But the millions who would benefit from additional deferred action now must wait for further court rulings. They remain in limbo.
So do their communities and a country that have waited too long for real solutions on immigration.
We remain optimistic. Poll after poll shows widespread support for a better immigration process — and, indeed, for creating a path forward for exactly those people whom the executive actions would benefit. Just today, the Public Religion Research Institute announced findings that 61 percent of Americans support a way for such people to come forward and meet certain requirements in order to earn eventual citizenship.
On the flip side, those same polls also show widespread rejection of the most outlandish, inhumane and costly proposals, such as the round-up and deportation of 11 million people. They are unrealistic. They are impractical. They are not who we are as a nation.

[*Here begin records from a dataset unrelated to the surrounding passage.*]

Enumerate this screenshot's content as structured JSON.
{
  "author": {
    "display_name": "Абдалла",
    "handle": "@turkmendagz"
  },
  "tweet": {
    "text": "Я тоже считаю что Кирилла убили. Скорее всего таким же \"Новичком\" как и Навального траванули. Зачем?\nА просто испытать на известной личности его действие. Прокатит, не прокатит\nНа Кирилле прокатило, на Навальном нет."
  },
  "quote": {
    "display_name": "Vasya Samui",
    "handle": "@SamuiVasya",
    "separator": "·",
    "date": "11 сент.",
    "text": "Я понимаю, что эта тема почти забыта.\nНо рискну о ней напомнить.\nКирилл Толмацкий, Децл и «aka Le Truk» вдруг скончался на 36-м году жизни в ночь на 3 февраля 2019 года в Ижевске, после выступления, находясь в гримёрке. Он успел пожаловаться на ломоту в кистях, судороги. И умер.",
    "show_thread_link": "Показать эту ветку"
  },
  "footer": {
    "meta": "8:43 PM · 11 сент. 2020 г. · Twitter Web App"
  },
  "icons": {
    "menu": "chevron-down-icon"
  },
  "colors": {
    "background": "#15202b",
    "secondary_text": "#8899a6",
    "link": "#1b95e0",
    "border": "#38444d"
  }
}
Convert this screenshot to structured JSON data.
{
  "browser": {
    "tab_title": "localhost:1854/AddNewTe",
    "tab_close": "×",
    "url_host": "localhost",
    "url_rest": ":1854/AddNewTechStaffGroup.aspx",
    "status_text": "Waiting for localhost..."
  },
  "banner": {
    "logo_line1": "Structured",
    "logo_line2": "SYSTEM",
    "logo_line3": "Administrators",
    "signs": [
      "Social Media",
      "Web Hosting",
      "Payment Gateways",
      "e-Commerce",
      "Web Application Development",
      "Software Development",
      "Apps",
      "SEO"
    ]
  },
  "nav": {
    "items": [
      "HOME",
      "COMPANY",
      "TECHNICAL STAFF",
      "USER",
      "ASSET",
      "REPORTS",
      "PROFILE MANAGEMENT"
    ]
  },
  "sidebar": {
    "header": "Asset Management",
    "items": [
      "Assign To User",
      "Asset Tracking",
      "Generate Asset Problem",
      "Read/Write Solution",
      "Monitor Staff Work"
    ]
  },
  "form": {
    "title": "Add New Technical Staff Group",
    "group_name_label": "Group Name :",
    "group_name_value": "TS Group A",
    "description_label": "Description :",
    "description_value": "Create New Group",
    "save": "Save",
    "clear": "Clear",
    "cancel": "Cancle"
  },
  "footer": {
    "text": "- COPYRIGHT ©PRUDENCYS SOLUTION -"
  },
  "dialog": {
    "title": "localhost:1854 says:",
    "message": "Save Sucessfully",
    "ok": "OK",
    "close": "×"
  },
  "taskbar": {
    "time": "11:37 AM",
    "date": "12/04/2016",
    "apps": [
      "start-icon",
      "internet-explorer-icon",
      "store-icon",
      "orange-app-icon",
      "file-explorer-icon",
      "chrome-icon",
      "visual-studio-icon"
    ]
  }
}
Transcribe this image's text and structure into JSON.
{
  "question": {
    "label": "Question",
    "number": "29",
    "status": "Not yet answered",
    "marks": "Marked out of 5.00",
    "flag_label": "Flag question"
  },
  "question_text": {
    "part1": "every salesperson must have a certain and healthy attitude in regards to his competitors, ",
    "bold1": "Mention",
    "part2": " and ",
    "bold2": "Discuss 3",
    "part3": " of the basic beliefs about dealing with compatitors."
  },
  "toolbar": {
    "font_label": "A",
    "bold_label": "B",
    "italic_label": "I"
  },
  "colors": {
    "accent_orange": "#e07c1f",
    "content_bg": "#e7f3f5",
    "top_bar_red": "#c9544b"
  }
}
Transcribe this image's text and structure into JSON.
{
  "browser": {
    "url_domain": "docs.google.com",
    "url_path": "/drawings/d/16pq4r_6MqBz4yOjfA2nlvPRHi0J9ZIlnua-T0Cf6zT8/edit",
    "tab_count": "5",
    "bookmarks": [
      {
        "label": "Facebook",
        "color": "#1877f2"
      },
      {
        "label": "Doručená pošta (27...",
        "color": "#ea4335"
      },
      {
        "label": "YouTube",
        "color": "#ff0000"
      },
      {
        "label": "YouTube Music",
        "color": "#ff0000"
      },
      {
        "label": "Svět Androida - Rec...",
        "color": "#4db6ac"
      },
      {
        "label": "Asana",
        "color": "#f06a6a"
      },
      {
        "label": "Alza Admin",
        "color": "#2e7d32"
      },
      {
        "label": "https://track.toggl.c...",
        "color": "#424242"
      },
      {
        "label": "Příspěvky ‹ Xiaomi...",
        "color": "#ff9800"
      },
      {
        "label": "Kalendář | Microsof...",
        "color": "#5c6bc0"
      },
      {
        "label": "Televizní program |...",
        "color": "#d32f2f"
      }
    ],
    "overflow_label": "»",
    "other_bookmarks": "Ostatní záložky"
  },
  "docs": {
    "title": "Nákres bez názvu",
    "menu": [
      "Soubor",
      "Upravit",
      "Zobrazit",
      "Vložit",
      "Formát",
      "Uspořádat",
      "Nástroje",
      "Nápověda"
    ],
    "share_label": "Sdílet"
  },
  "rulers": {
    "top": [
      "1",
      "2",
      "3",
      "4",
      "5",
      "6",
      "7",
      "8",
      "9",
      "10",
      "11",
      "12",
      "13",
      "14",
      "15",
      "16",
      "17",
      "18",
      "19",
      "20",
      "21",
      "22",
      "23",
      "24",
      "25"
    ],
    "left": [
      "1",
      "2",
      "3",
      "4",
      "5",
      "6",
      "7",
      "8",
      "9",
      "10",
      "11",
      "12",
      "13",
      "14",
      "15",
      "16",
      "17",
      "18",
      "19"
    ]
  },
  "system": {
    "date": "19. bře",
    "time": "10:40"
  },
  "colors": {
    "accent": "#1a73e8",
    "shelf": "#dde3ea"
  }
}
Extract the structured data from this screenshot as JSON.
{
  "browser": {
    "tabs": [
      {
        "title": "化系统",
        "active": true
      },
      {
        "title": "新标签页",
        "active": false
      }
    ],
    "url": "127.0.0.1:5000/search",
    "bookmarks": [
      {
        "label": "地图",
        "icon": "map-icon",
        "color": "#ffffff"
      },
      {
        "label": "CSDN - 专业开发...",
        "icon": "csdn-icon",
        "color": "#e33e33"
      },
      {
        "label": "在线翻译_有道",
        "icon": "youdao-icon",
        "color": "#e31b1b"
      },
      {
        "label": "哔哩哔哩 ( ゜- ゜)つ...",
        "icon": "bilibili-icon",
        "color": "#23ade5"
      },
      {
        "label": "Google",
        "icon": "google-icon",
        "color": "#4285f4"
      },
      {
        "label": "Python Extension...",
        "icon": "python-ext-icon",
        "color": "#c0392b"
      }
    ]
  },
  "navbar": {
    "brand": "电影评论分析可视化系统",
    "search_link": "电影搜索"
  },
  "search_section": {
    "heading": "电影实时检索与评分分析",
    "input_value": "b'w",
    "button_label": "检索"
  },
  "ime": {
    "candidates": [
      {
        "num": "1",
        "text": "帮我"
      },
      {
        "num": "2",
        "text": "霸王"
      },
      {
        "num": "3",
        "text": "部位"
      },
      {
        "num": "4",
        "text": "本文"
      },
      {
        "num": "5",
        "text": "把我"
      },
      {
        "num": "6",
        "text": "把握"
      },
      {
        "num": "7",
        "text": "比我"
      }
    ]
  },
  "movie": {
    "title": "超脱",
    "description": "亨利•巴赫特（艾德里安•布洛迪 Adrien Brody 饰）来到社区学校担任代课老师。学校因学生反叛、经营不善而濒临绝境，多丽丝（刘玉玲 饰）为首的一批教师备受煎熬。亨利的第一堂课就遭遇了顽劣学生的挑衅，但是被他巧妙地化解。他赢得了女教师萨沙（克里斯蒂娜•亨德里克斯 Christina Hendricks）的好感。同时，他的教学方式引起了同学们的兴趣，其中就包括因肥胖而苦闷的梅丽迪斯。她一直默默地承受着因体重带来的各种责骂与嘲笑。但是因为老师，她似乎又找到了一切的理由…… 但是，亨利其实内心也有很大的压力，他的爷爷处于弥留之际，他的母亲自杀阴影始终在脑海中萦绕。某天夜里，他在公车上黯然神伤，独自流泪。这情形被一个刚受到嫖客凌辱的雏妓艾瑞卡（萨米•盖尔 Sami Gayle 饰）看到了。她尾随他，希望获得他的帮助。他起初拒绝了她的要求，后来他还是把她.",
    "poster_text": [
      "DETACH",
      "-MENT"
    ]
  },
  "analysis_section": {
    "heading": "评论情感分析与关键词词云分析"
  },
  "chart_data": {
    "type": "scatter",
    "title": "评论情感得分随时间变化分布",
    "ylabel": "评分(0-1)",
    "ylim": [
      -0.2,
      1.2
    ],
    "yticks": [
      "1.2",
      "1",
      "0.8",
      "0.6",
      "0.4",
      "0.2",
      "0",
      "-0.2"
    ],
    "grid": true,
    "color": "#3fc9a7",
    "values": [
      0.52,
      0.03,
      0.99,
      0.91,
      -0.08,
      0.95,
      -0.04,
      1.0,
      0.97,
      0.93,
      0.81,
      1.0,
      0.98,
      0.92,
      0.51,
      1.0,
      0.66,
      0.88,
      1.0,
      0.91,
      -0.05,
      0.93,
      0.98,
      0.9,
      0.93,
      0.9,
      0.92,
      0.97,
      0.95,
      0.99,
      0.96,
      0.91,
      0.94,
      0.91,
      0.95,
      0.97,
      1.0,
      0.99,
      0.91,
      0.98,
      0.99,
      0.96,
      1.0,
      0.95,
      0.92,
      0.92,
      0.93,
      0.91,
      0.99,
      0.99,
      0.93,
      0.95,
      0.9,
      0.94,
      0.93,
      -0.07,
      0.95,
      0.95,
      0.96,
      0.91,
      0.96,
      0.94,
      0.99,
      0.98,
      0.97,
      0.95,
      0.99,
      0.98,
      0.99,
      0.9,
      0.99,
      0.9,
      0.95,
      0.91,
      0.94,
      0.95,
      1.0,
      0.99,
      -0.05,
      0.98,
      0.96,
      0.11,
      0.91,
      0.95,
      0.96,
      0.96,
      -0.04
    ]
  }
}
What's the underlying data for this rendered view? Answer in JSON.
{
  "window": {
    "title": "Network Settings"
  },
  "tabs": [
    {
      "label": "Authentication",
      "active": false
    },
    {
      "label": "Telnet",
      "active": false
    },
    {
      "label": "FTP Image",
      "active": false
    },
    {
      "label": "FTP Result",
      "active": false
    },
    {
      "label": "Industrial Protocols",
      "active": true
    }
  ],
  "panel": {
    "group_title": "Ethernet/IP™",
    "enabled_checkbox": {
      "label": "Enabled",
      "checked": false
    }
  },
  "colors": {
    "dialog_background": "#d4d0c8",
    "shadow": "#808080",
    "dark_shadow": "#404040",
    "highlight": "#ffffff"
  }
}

Some Republican members of Congress recognize the choice before them: Nine of them responded to today’s ruling by saying, “The Supreme Court has spoken, but today's decision does not resolve the issue. The American people expect Congress to work together to secure our borders, adhere to the rule of law, offer a humane solution to those living in the shadows, modernize our visa system and bolster the economy."
They went on, “We are committed to fixing our broken immigration system once and for all.”
So let’s rally the troops, let’s register to vote and, this November, let’s let Congress know what America knows: They must act.
The vast majority of us across the political spectrum support immigrants and immigration and know its benefits. The vast majority of us have immigrants in our inner circles – as co-workers, as neighbors in our church pews and, in many cases, as members of our own families.
The vast majority of us need to vote.
Ultimately, our victory lies in the will of the people, carried out through congressional action.
Ali Noorani is the executive director of the National Immigration Forum and author of “There Goes the Neighborhood” (Prometheus Books, April 2017).